Six weeks ago, I wrote notes for a blog post I titled “bits & pieces”, and then I waited for inspiration to flesh it out. Something critical kept eluding me, and I know enough to let things lie.
More than a year ago, I started trying to write definitively about passing into the third stage of life, that is, getting old. For Pagan women, that often evokes the Crone archetype. Despite having looked forward to becoming ‘an old lady’ since I was a kid, all my attempts to write about any of it positively utterly failed. So I let that lie too.
And now yesterday’s post on ‘mastery’ took me into deep waters. My dreams tell me all these things (and more) are connected.
I realized fairly recently that I enjoy watching children play because of their exuberance. Once you get to be a teenager, that kind of energy is tamped down — it’s no longer socially appropriate.

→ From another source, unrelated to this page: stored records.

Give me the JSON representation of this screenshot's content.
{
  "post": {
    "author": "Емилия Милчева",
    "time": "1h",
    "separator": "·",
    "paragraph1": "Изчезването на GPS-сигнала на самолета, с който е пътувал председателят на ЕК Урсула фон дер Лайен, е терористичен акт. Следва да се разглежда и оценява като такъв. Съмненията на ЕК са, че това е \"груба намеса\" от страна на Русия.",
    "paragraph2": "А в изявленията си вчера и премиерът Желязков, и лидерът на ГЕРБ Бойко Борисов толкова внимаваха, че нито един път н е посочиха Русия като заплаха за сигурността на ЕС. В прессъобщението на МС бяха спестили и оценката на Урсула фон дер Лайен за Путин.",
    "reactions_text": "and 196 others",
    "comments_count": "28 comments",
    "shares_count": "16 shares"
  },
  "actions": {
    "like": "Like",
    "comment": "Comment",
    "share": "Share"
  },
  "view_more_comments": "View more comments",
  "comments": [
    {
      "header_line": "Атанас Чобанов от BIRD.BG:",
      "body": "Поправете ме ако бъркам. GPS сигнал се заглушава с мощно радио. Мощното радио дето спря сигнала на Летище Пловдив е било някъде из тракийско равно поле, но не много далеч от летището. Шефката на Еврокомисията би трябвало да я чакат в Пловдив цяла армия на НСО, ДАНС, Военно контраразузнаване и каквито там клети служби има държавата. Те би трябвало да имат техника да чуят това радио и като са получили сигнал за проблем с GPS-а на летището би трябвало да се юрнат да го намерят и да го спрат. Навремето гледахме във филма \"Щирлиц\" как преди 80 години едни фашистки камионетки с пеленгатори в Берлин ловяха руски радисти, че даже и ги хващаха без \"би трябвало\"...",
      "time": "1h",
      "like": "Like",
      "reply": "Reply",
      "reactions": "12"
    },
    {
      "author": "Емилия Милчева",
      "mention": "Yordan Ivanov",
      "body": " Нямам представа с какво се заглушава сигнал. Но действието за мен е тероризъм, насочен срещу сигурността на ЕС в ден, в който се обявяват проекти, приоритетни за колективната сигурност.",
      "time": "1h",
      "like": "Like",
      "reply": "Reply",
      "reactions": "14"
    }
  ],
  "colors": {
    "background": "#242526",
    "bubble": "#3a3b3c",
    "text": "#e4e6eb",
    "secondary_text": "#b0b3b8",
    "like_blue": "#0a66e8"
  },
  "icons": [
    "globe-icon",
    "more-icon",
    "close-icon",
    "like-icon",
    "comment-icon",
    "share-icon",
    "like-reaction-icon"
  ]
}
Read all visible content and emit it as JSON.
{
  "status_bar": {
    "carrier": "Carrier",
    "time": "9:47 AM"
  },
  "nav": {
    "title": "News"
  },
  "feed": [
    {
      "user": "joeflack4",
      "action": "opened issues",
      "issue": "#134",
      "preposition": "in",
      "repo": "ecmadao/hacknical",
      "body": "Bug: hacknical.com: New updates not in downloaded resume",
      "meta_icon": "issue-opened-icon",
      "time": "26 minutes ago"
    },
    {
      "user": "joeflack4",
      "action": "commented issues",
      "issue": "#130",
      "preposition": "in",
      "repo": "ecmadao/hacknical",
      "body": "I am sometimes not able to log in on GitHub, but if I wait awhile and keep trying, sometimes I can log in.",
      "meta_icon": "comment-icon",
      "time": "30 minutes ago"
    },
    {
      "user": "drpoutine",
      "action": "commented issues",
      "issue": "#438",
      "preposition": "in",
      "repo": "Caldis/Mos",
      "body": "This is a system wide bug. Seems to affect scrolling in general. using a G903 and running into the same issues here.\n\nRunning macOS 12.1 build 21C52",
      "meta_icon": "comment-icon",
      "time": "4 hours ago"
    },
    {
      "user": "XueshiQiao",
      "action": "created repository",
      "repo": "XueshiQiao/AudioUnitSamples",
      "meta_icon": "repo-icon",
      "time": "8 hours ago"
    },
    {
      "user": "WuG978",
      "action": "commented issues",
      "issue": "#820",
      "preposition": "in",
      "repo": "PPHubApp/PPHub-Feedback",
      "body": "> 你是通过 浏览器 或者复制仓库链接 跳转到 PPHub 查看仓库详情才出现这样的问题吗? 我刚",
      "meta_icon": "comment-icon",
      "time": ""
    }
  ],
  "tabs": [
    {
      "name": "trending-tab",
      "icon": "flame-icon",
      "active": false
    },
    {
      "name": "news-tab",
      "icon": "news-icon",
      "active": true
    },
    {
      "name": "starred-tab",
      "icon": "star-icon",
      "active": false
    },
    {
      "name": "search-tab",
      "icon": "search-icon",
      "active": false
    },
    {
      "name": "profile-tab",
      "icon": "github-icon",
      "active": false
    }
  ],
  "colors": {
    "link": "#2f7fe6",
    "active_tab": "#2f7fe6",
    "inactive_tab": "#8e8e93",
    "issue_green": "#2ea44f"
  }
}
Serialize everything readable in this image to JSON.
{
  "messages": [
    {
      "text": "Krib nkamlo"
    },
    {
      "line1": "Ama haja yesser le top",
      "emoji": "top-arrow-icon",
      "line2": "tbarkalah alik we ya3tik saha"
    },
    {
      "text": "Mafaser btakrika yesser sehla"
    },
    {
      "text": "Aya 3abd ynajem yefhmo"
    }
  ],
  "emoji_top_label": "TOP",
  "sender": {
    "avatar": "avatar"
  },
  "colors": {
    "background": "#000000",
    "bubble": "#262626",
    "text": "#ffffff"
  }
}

And adults rarely approximate anything close to exuberance. It’s not seemly. It’s not dignified. It’s not serious.
When joy and delight are moving through me, I behave like a ‘free spirit’, which might look like a young child. When I was a young child, I wasn’t allowed to act like one. It was only when I was alone that I was allowed to explore my world and delight in it; but then there was no one to share it with. When I spoke to my mother about my solo adventures, she didn’t share my delight. She taught me to be ashamed of anything that felt good. And the more fun I had wandering away from home, the more she pulled me closer to her, swallowing me with her need for constant companionship. I remember looking into a mirror at age 10 and being surprised that there weren’t wrinkles and dark circles under my eyes; I felt like I was 100 years old, burdened with cares far beyond what I could bear, and yet somehow you couldn’t tell by looking at me.
I barely have any memories of my life before my brother was born, but my mother would often tell me that she would take me out in a stroller to places where there were lots of people, so she could show me off because I was a very cute baby. (And she was desperately lonely.) Apparently I was bright eyed and interested in everything around me. And my mother liked that because I drew people to me, people who then asked her if I was the Gerber baby. And she said I was. It made her feel special and important. Those times, with strangers, were probably the beginning of my ‘sparkle’. It should have been something that happened between mother and baby, but my mother’s primary focus was always herself. She couldn’t open up to the world enough to feel her own delight, never mind share it with me. I shared my delight with her, though, and she hoarded it, and came back for more.
I became a natural resource for her, one that, like sunlight, was thought to be inexhaustible.
As I found external sources of delight, my mother found ways to limit them, or even squelch them. My most important duty must always be to put her first. And her needs were insatiable.
Luckily for me, she valued art, so she allowed me to escape into it, and that saved my sanity and my life. But she disapproved of everything I was naturally drawn to, so I preemptively limited myself so as not to incur her wrath.
I’m only in my mid-40s, but I’ve been ‘acting like an adult’ for almost 40 years. It’s time for a sea change.
I think there are things I’ve been doing unconsciously that fit a childlike paradigm. Judging them by adult standards usually makes me feel bad, but instead of realizing that, and dealing with the underlying problem, I’ve responded defensively by looking for ways to compel others to take me seriously. Which don’t work, so I feel worse. All of which distracts me from noticing that ‘being taken seriously’ doesn’t make any sense, given my worldview. That’s playing their game by their rules. I’ve done serious, for 40 years. It’s not me, not at all. So why would I seek out more of it?
If I play my own game, I can excel at it. And it’s going to be a lot more enjoyable. I need to value what I’m already doing, and seek out more ways to create delight.